After three days (well Wednesday) we were due to collect our visas and we were running scarily low on cash. Not a problem one would think. ATMs are everywhere in Bangkok. Well it was- it took us over an hour to find an ATM that would work with our Mastercard. Initially we thought Gav’s card had been blocked by the bank- the almighty fear of travellers- but it turned out the banks were just being awkward as mine, which we had not used- was also not working. We began running over senarios of how to get money- but in the end it we managed to get some. Quite a boring story but it was very stressful at the time!
So a morning planned doing some sights turned into a hunt for cash, breakfast and then back to the room for an hour or two while we waited for the afternoon slot to collect our visa. It took us 6 taxis to find one that a) knew where the embassy was (roughly) b) would take less than 200 or put us on the meter. The meter seemed to be a real issue. In the end we actually got a nice driver and it was just under 150B. It took 5 mins to collect the visa and the we opted to walk the 7km home. Again a nice walk, got to see Amulet street and walked right through Chinatown again.
On Friday, my friend Stu who lives in Pattaya (anyone for a golf holiday in Thailand let me know and I’ll pass you his details), collected us to bring us to Kanchanaburi, the town containing the Bridge over the river Kwai. En route we stopped for a round of golf (I got to drive the cart- first spot of driving for nearly two years!).
Kanchanaburiis a nice little town, full of tourists though but quite a bit cheaper than Bangkok. While there we went to Erawan waterfall which was gorgeous- 7 level waterfall with numberous small levels in between. Stu and I stopped just before level number 5 as there was a nice 3 level spot with shallow pools and Gav continued on to the top. For the most part we had the place to ourselves despite how busy it was. Got a free fish pedicure from the little fish there which was weird but kinda nice provided they were the fish less than 10 cm, over that they were a bit too harsh! They also had little shrimp in the pools so if you sat close to the edge in the water, as I did, they would nip you on the leg with their pincers. You move fairly quickly once that happens a few times. We also got to see a giant salamander emerge from the lower levels and make its way up. It was huge!
Nighttime in Kanchanaburi:
The following day we crossed the famous bridge, took a boat ride on the river Kwai, visited the Death Railway Museum (I knew very little of the Thai-Burma railway history prior to this) and then headed for Pattaya.
Stu had kindly offered to put us up for a few days so we had the opportunity to see a city we would never have visited. It’s a strange place Pattaya and also huge, it’s the second largest city in Thailand after Bangkok. It has a rather seedy reputation which is flaunts unashamedly between the soapy massage parlours, go go clubs and freelance prostitutes and lady boys in the main strip.

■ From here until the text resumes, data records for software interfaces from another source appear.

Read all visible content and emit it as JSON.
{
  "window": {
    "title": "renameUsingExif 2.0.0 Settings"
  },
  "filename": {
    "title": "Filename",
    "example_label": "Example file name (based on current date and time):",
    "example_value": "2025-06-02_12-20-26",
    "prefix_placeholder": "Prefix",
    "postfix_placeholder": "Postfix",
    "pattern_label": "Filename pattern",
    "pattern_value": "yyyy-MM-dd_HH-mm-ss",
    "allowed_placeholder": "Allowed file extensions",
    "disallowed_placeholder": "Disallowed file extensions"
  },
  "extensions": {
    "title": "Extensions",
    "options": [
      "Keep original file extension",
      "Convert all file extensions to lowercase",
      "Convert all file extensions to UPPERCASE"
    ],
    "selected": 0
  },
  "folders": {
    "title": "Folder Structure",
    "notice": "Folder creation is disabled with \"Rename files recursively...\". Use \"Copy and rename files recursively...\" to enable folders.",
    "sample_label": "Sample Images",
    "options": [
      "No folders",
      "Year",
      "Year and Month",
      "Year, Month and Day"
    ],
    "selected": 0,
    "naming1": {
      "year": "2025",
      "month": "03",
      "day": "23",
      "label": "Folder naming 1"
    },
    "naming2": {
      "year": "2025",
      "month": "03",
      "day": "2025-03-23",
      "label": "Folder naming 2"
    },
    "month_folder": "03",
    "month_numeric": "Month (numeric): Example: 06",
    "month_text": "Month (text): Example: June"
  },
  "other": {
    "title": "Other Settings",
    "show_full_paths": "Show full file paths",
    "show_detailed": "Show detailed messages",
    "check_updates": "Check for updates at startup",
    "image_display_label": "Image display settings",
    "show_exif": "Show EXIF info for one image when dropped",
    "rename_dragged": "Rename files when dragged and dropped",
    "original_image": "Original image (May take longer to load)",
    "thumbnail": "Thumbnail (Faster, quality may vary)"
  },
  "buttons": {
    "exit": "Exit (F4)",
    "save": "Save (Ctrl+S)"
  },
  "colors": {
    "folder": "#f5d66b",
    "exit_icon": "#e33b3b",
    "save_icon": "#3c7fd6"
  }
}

We were a bit out in the nicer end so didn’t see any of this as we were only in that area during the day. The area is full of hotels for package holidays and sex tourists- we were classified as the “alternative” tourists as we are not either of those. Unfortunately as we were backpackers, living on a measly budget of $50 a day (for both of us) all the things to do here were out of our price range as most attractions were a minimum of 500B ($15/ £9.60), so we basically wandered around and did what we could for free. The food was also very expensive and it was quite a trek to find some decent street food but when we did find it it was good and cheap
After a few days here it was time to head for the airport. We were flying from Bangkok Dom Meung, the other side of the city so we decided to make it easier to travel to Suvunabumi airport, get a hotel with free transfers, and take the free transfer bus to Dom Meung the following morning. Easy peasy.
On Thursday afternoon we left Bangkok behind us and in a cloud of jet fuel, headed for the exotic Burmese city of Yangon…!